Gillian kisses her husband before she leaves, and Paul’s lips are as dead as a fish. She doesn’t lock the door.
At the restaurant, she orders a slice of every kind of pie they have. When the waiter sets each plate before her, he teases her about her sweet tooth, and she doesn’t give him a smile until it registers how green his eyes are and how yellow his hair. His nametag reads, Hi! I’m So.
Soren-Lucas, Gillian whispers. And then she can’t stop talking. You’re Soren-Lucas. Soren-Lucas! It really is true. I bet we only have a few years until that hair of yours goes gray.
Keep it down, says the waiter.
You have to come with me right now, says Gillian. She rises from her chair, fork still in hand. He’s been waiting for you all his life. His whole life he owes to you, and just look, you actually are a Soren-Lucas. Do you know I always thought your name was ridiculous? Ridiculous and also the most beautiful song I’ve ever heard. Oh, you must come with me at once.
I’m taken, says the waiter. I’ve been married for fifteen years.
You didn’t wait for Alexander? Well, he didn’t wait for you either. He almost lasted, but he couldn’t possibly be to blame. It’s so difficult to survive loneliness, isn’t it? Loneliness can drive you mad.
I’m afraid I’m not who you think I am. Enjoy your pie. Cherry is my favorite.
He goes with her even as he tells her he wouldn’t. He walks her to her car, hand squeezing her elbow even as he tells her he has other customers to tend to and to kindly allow him to move along. He folds his long body into the passenger seat and buckles his seatbelt even as he tells her he will have to ask her to please leave the premises.
You can stop pretending now, says Gillian. I’m just asking you to meet him. You get to choose whatever else you do, so relax. Here, you can even hold my hand as I hold the steering wheel.
Why do you think you know who I am? His hand is warm when he touches hers.
I’ve known you practically my whole life.
I don’t know where you’re taking me.
Gillian smiles at him, her lips wet with spit. She says, If you were paying attention, you’d know.
As she pulls into the driveway, Soren-Lucas leaves his hand on hers. The car is still running, and she realizes they had been driving the whole time with the radio playing static. Her brother and her husband are dancing together. She can see their shadowy bodies turn into each as they sweep around the living room, not talking about her, not thinking about her, wishing she would go away forever.
Shall we go in? asks Soren-Lucas. I’d like to know the song they are dancing to.
Let’s stay in the car forever, says Gillian. Or that’s what she thinks to say, but she knows that would be impossible and so instead she meets her mouth with Soren-Lucas’ mouth.
But I’m married, says Soren-Lucas. But he keeps the kiss going, and they both have their eyes closed, and Soren-Lucas tastes like french fries.

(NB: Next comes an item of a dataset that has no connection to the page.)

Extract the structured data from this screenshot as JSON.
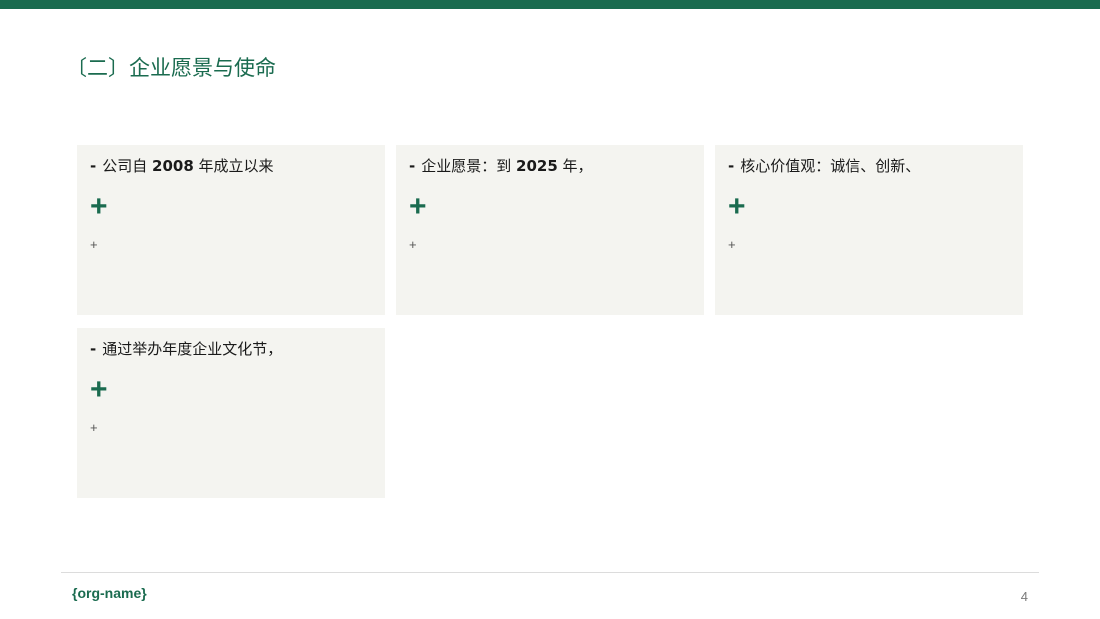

While his sister is in the driveway, fogging up the windows, Alexander races Paul up the stairs to the bathroom. They let the cold water fill the tub, as cold as they can stand it, and then they hold onto each other as the coldness spills around them. Alexander holds onto Paul, the same way a baby holds onto his mother, and yet Alexander doesn’t trust his lover, not completely, because why would he, when nobody ever told him that this person was the one meant for him.
Jessica Dylan Miele is a writer, librarian, and teacher living in Portland, Oregon. Her short stories have been published in numerous literary magazines including Quail Bell, Coming Together, Spickety Love, and Gingerbread House. Her short story was also featured on Short Stories Podcast. You can find her online at JessicaReads.com.